Food-Grade Plastic Pails (Feed Buckets) at Amazon

5-Gallon White Plastic Buckets with Lids - Six Pack

The Food Grade plastic pails (buckets to me!) are also from Amazon.com — that's a good price for six of them.

Basically, we're looking to store our filled Mylar bags in bulk. So the buckets with handles make it easy to move 'em around.

But back to the bucket lids, you (gently!) 'hammer on' the 'rim,' and then you can simply screw out the center part! Check them out below!

*As an Amazon Associate, I earn from qualifying purchases with no price increase to you. Read disclosure here.

You can see my feed buckets with regular lids (and some grey buckets from our local hardware store) in our Great Wall of Dehydrated Food photo and page!

These buckets are great for stacking in the garage— preferably an air-conditioned garage. I am so impressed with these lids - it makes it a lot easier to get to your goodies, without having to pry off the whole lid.

Check out these great Gamma2 lids at Amazon:

For Feed Buckets with Lids: Gamma2 Bucket Lids that Screw Out!

Gamma2 Seals Lids - Leakproof Black Lids

Screw-Out Lids are Air Tight and Bug-Free! One reviewer said the Gamma 2 lids (and buckets!) kept her flour etc. totally bug-free—as they really are air-tight!

But what's best is this: No more losing fingernails and hurting your fingertips trying to pry lids off, especially in cold weather... ouch!

*As an Amazon Associate, I earn from qualifying purchases with no price increase to you. Read disclosure here.

Don't Forget Your Oxygen Absorbers...

Don't forget to add a 2000cc oxygen absorber! Remember, the dehydrated foods are being stored long-term. We don't want to be opening and closing these buckets on a daily basis... maybe twice a year, for stock rotation.

Oxygen Absorbers at Amazon

50cc Oxygen Absorbers

  • PackFreshUSA Oxygen Absorbers
  • 200-Pack
  • Food-Grade, Non-Toxic

100cc Oxygen Absorbers

  • Oxy-Sorb Oxygen Absorbers
  • 100-Pack
  • Long-Term Food Storage Freshness Protection

300cc Oxygen Absorbers

  • Oxy-Sorb Oxygen Absorbers
  • Bags of 20 (60 Count total)
  • Super Effective for Dried Goods

2000cc Oxygen Absorbers

  • Oxy-Sorb Oxygen Absorbers
  • Pack of 10
  • I use these for airtight bins and buckets

*As an Amazon Associate, I earn from qualifying purchases with no price increase to you.

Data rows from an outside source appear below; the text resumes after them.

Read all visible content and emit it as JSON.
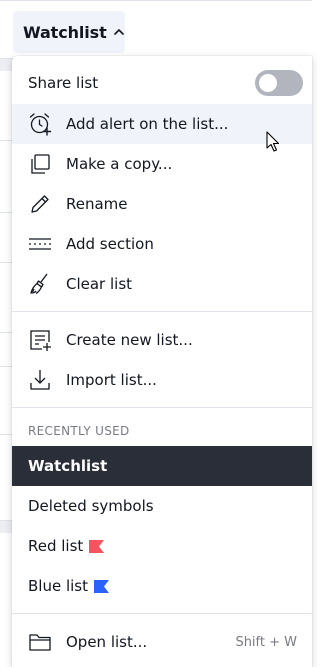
{
  "header": {
    "title": "Watchlist"
  },
  "menu": {
    "share_list": {
      "label": "Share list",
      "enabled": false
    },
    "actions": [
      {
        "label": "Add alert on the list...",
        "icon": "alarm-clock-plus-icon"
      },
      {
        "label": "Make a copy...",
        "icon": "copy-icon"
      },
      {
        "label": "Rename",
        "icon": "pencil-icon"
      },
      {
        "label": "Add section",
        "icon": "add-section-icon"
      },
      {
        "label": "Clear list",
        "icon": "broom-icon"
      }
    ],
    "list_actions": [
      {
        "label": "Create new list...",
        "icon": "new-list-icon"
      },
      {
        "label": "Import list...",
        "icon": "import-icon"
      }
    ],
    "recently_used_title": "RECENTLY USED",
    "recent_lists": [
      {
        "label": "Watchlist",
        "active": true
      },
      {
        "label": "Deleted symbols"
      },
      {
        "label": "Red list",
        "flag_color": "#f7525f"
      },
      {
        "label": "Blue list",
        "flag_color": "#2962ff"
      }
    ],
    "open_list": {
      "label": "Open list...",
      "shortcut": "Shift + W",
      "icon": "folder-icon"
    }
  },
  "colors": {
    "active_bg": "#2a2e39",
    "hover_bg": "#f0f3fa",
    "toggle_off": "#b2b5be",
    "red_flag": "#f7525f",
    "blue_flag": "#2962ff"
  }
}
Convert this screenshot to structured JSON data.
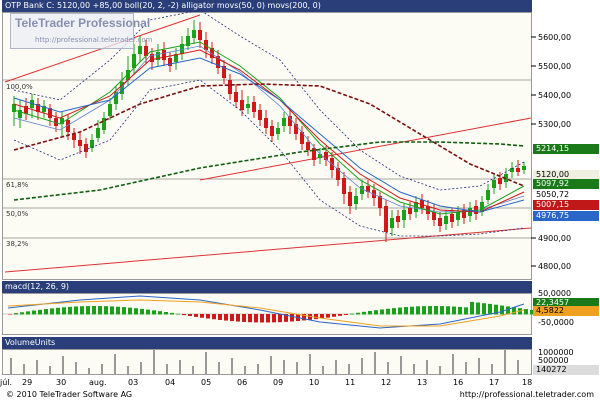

Read disclosure here.

Learn more about why we use different-sized oxygen absorbers and which size fits which container!

How Much Food CAN You Fit in a Bucket?

Regarding how much bagged food can you fit in a bucket, well... at last count, I managed to store 8 (slim) filled Mylar bags (10" x 14" size) - in two layers of four.

If your Mylar bags are plumply-filled (LOL), then you'll get away with six filled Mylar bags, roughly.

I put the heavier filled Mylar bags at the bottom, and the lighter Mylar bags on the top. Just like you would do when grocery shopping in the checkout lane; put the lightweight stuff on top!

Thanks for stopping by to learn all about feed buckets with lids and the awesome screw-out Gamma2 lids that saves your precious fingertips!

Before you go, don't forget to pick up your free eBook called "How to Grow and Dehydrate Herbs" here!